Article excerpt

Byline: Jon Meacham

At noon last Wednesday in Sewanee, Tenn., in a 19th-century Gothic hall dominated by a sandstone fireplace and decorated with portraits of somber bishops, the University of the South--my alma mater--elected a new leader, John M. McCardell Jr., the former president of Middlebury College. (We refer to our president as vice chancellor, in the English tradition. If the fates had ever brought Anthony Trollope and Tennessee Williams together to collaborate, Sewanee might have been the result.) Those of you who share an affinity for small institutions know the power of sentiment at such moments--how the old rooftops remind us of when we were young, and all of that. Arguing the interests of Dartmouth before the Supreme Court, Daniel Webster captured this feeling well: AIt is, sir, as I have said, a small college. And yet there are those who love it.A

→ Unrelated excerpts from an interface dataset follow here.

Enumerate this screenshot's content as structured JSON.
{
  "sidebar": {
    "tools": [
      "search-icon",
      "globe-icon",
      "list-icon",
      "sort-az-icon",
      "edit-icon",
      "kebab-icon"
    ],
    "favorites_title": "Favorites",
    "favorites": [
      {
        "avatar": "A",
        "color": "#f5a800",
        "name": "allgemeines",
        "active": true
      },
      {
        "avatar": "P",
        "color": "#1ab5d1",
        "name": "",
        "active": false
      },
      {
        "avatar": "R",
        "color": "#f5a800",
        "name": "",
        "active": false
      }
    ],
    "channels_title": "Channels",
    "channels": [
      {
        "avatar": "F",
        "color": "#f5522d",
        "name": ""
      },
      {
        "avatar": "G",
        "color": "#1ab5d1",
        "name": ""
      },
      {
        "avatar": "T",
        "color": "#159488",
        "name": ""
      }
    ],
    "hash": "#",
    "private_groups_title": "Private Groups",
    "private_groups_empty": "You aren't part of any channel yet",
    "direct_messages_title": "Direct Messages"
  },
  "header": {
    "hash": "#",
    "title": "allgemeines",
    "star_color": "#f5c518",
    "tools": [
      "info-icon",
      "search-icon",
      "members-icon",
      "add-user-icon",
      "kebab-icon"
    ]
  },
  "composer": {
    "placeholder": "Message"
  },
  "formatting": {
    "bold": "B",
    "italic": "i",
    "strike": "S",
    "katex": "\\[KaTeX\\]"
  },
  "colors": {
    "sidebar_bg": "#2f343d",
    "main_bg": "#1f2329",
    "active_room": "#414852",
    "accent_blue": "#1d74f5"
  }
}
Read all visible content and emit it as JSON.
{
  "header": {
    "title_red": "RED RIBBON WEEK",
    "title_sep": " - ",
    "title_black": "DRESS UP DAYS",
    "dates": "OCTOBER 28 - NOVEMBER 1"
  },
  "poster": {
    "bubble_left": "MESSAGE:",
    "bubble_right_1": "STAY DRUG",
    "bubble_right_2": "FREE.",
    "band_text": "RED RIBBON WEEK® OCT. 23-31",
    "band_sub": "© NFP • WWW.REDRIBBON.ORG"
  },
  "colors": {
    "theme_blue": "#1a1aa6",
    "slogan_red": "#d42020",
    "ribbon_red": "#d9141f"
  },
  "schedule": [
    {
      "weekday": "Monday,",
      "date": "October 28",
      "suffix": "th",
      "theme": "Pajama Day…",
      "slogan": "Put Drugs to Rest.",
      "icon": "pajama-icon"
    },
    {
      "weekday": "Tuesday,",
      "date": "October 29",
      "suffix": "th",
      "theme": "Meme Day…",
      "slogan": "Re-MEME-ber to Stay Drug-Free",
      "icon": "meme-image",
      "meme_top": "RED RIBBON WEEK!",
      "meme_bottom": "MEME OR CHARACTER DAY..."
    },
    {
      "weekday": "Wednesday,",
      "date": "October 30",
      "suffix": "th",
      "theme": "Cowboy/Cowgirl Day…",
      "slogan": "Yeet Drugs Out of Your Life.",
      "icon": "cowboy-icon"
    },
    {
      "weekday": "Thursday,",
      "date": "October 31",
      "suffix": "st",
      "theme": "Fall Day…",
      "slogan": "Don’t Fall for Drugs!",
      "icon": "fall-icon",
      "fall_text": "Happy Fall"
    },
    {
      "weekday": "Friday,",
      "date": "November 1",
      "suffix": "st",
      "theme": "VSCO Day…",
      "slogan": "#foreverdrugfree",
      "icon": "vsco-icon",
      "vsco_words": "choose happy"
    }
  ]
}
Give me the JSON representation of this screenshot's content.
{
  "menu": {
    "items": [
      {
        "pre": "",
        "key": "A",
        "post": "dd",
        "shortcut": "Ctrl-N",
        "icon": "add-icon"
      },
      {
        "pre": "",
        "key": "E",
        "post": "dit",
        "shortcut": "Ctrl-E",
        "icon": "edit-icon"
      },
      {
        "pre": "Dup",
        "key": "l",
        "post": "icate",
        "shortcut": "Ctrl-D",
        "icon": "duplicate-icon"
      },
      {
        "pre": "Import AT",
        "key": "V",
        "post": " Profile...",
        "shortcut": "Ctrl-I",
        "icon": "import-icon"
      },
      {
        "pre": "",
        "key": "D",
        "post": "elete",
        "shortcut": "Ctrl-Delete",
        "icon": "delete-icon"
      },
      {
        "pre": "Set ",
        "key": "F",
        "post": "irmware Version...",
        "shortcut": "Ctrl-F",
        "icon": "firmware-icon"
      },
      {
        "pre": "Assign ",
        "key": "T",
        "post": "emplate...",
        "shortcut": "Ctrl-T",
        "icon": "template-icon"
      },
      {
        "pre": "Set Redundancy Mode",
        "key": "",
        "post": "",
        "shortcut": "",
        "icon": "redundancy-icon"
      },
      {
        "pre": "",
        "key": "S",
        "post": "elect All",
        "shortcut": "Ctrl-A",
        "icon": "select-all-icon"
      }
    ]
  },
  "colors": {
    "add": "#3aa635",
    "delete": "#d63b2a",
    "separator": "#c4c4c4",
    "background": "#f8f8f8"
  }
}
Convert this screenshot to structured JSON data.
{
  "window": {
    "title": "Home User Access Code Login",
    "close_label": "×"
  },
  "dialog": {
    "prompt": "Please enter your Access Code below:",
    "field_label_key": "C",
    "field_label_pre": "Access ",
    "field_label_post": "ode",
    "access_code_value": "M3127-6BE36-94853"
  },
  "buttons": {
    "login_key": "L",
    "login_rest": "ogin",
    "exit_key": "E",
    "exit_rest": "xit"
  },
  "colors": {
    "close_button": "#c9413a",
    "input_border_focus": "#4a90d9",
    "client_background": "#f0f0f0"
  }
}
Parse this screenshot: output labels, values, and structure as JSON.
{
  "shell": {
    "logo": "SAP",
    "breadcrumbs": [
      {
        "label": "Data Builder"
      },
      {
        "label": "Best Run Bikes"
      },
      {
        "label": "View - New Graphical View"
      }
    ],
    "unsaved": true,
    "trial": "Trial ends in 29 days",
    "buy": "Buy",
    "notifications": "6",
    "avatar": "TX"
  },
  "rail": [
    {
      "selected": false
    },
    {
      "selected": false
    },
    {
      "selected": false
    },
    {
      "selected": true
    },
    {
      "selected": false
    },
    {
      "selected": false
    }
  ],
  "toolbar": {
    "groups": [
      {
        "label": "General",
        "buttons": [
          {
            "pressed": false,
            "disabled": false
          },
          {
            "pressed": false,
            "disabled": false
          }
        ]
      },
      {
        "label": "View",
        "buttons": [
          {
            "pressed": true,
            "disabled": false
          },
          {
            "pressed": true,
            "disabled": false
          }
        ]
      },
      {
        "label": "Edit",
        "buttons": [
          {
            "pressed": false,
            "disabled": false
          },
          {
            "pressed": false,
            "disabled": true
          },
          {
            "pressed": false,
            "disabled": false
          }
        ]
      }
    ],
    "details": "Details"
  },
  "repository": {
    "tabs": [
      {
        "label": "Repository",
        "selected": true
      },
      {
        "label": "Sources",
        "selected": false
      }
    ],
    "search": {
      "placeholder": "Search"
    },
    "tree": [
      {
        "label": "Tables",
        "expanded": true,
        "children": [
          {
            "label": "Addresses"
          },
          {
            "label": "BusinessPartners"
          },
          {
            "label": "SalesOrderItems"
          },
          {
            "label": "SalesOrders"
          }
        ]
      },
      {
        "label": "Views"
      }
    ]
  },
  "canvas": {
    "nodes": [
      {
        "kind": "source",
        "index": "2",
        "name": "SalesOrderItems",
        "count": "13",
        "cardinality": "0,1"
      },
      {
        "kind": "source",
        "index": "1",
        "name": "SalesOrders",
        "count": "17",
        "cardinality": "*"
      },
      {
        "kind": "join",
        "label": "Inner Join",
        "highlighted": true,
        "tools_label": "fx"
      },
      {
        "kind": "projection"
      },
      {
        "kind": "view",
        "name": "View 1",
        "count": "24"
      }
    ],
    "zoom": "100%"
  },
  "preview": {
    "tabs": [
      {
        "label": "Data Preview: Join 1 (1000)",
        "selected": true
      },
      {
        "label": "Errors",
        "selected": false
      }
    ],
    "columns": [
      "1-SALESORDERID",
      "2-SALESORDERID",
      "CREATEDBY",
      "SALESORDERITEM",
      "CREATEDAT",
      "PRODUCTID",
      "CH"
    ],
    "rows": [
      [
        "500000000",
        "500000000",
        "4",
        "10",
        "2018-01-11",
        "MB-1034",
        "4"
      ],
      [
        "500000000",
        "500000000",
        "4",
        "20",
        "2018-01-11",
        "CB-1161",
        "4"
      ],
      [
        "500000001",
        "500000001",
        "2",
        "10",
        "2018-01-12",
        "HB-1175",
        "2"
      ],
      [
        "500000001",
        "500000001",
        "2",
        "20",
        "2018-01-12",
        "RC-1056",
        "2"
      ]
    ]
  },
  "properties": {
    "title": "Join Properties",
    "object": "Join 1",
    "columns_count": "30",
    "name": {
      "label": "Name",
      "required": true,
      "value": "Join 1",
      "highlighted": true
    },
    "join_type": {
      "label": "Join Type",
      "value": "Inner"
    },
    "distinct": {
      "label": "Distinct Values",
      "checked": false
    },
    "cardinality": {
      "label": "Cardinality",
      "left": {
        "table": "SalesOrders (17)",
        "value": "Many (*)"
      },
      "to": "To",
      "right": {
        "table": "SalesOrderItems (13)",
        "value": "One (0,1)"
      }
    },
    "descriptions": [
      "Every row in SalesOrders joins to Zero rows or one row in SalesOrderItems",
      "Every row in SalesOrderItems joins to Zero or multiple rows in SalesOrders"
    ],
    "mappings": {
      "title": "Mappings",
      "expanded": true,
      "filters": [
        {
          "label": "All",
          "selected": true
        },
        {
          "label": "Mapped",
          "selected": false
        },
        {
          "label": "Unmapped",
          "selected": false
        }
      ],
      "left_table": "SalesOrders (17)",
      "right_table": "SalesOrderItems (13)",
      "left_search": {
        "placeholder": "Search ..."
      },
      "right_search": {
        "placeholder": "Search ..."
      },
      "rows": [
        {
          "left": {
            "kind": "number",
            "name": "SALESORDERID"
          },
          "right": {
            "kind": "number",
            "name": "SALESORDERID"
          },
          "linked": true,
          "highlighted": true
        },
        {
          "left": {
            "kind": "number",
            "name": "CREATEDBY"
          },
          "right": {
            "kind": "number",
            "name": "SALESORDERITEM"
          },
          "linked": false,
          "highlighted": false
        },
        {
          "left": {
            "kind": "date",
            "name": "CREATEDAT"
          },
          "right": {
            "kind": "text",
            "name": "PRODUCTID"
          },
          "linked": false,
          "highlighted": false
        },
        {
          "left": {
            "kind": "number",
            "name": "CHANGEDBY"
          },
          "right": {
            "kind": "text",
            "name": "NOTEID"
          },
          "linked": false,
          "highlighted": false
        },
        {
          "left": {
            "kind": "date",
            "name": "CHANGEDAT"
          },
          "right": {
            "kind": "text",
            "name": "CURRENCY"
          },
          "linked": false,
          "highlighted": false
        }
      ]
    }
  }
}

I love Sewanee, an Episcopal university tucked away on 13,000 rural acres of the Cumberland Plateau. It is a place where students and faculty wear academic gowns to class, where the vice chancellor also serves as mayor, and where I spent four years without having a key to my room, much less locking it. Modernity intrudes with a single full-time traffic light on campus, but for years that incursion was ameliorated by the sight of a professor of religion's cat taking a daily nap on the street directly beneath the light. People knew to steer clear.

Belief in liberal-arts colleges like Sewanee, however, is about more than sentiment. As I sat listening to McCardell accept his election, I thought, not for the first time, about the difficulty of making the case for something so expensive and so seemingly archaic--an undergraduate liberal education--in an economic and cultural climate that favors efficiency and tangibility. It is inarguably hard to monetize a familiarity with Homer or an intimacy with Shakespeare.

It is just possible, though, that the traditional understanding of the liberal arts may help us in our search for new innovation and new competitiveness. The next chapter of the nation's economic life could well be written not only by engineers but by entrepreneurs who, as products of an apparently disparate education, have formed a habit of mind that enables them to connect ideas that might otherwise have gone unconnected. …